There will be low prices ahead of anticipation of higher inflation and prices, especially in driving and in buying.
Americans are pumped about their own finance, ignoring all the noise and all the politics. Many are seeing opportunities they gave up on a long time ago. That’s great news for everyone.
Answering the Big Question
Coming into the quarter, the big question was whether the market could rally without leadership from a handful of Big Tech names. Well, investors found safety and opportunity in Health Care (HLV), the value in Industrials (XLI), and momentum in Consumer Discretionary (XLY) names.
S&P Sector 3-Month Performance
*(Ony trading for 1 week)
The session also saw investors bailing out of hot stocks into other stocks instead of the sidelines.
Tesla (TSLA) shares were hammered from the news of the U.S. Securities and Exchange Commission (SEC) charges against Elon Musk. However, reports state he was offered a pretty sweet deal to stay on as CEO by giving up the chairman title.
I understand where Musk is coming from with respect to fighting the shorts. In fact, his pugilistic approach to life is what got him to this point where he transcends business. Moreover, the shorts are relentless and very powerful, and many would like to put his company out of business.
It’s hard, time-consuming, and expensive to fight the SEC.
With that in mind, Musk cut a deal with the SEC over the weekend.
I knew there would be a deal soon. Even though it cost Musk the chairman title and $20.0 million bucks (another $20.0 million for the company), he will make it up big time on a rebound in the share price. Furthermore, I think the company moved quickly; when production numbers and earnings are released, there shouldn’t be any clouds to stop a potential massive short squeeze.
I’m glad Musk saw his own self-inflicted wounds and ignored his pride to keep his eyes on the prize. I’m rooting for him to beat the shorts, and to beat all those in the financial press rooting for his demise.
Fast money investors are also feeling the pain in Facebook (FB) with their disappointing earnings report that’s still lingering. The company lost the Instagram founders, and now this data breach. Facebook has serious issues that go well beyond a data breach.
Perhaps the most meaningful news for investors on Friday was guidance from Intel (INTC), which was beginning to lose its luster as a pillar of tech. The company announced it will invest a record $15.0 billion in capital expenditure this year, as demand has already seen the company hike its own revenue forecast by $4.5 billion.
The news sent the Technology (XLK) sector higher, although the biggest winner was Nvidia (NVDA), rallying more than 5% after Evercore (EVR) raised its share price target to $400 from $300. It was only a few weeks ago that analysts were complaining about the company not living up to the hype.
This week, we get a ton of economic data culminating on Friday with the employment report, which is expected to report 200,000 Americans got jobs in September. It has already taken us one month and a quarter to remember this, but we might learn it was even better than reflected in the stock market.

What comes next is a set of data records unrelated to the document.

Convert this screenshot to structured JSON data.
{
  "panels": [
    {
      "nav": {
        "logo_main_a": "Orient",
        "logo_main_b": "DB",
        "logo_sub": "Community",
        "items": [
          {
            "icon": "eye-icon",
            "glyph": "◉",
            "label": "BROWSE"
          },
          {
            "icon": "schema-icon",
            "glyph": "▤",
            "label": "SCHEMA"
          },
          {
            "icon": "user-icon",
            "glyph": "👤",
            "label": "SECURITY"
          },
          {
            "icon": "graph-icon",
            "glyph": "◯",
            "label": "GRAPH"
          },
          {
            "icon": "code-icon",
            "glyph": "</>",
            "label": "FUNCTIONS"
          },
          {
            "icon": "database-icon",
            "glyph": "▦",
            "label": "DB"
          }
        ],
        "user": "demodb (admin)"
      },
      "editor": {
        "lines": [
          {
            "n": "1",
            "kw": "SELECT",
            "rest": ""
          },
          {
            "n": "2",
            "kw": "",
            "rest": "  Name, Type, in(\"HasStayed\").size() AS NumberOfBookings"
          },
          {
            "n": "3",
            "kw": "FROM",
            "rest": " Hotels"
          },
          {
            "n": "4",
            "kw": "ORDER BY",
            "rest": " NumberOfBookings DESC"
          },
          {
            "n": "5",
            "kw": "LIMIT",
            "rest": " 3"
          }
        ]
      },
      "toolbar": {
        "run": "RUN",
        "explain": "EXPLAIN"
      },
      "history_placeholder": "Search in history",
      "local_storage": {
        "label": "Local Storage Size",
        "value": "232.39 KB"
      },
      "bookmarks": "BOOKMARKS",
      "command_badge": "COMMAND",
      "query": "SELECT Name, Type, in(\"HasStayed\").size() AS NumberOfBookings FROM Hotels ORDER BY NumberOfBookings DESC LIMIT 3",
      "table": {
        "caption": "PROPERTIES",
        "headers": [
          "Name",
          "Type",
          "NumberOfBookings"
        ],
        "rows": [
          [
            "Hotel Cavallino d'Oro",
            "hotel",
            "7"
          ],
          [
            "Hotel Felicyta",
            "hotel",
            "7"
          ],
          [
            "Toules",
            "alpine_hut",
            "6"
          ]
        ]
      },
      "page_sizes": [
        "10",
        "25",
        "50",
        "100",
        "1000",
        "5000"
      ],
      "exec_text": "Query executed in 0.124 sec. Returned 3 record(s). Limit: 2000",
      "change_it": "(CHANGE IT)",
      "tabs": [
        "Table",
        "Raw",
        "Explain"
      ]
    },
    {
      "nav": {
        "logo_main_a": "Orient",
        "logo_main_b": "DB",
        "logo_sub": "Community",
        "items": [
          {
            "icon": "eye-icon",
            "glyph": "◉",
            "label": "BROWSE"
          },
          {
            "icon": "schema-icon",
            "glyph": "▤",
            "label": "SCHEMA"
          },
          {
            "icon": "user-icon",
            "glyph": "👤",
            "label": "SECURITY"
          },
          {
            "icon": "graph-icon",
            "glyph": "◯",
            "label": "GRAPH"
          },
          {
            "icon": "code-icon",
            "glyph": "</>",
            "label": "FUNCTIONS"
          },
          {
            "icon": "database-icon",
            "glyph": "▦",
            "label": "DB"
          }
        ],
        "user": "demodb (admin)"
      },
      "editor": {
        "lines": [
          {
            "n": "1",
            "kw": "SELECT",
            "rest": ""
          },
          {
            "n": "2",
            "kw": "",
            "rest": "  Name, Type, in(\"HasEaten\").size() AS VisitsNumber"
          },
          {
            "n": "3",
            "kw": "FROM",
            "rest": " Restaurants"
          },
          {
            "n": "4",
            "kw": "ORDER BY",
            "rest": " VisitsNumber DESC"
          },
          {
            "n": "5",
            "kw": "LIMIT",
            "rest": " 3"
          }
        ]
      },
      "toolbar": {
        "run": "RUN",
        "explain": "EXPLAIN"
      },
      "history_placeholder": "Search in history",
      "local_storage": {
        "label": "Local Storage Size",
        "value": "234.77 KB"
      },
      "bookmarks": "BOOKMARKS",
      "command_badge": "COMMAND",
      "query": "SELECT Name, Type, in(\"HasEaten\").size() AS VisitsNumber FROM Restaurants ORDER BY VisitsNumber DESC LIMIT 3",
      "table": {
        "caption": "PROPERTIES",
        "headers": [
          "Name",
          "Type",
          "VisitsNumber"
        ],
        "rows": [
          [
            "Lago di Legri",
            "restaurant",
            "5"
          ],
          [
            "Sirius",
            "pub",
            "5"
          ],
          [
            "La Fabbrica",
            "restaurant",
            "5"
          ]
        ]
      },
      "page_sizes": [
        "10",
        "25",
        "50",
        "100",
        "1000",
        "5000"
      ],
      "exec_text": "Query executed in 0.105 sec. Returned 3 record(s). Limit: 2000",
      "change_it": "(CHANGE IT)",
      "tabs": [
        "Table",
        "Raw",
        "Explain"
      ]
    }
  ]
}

Try to ignore the Washington, D.C. shenanigans, and let’s focus on making money.
The U.S., Mexico and Canada trade agreement (USMCA) is in place and looks like a win-win for the United States, Mexico and Canada. It really is huge in the sense it’s fair to American farmers, auto workers, and provides protection and rules for financial services and digital commerce.
Would need a monster session to get all the major indices to new highs today, but we could see a series of new records set this week as we finish with the jobs report.
- S&P 500 293.94
- NASDAQ 8,133.30
- Dow Jones Industrial Average 26,769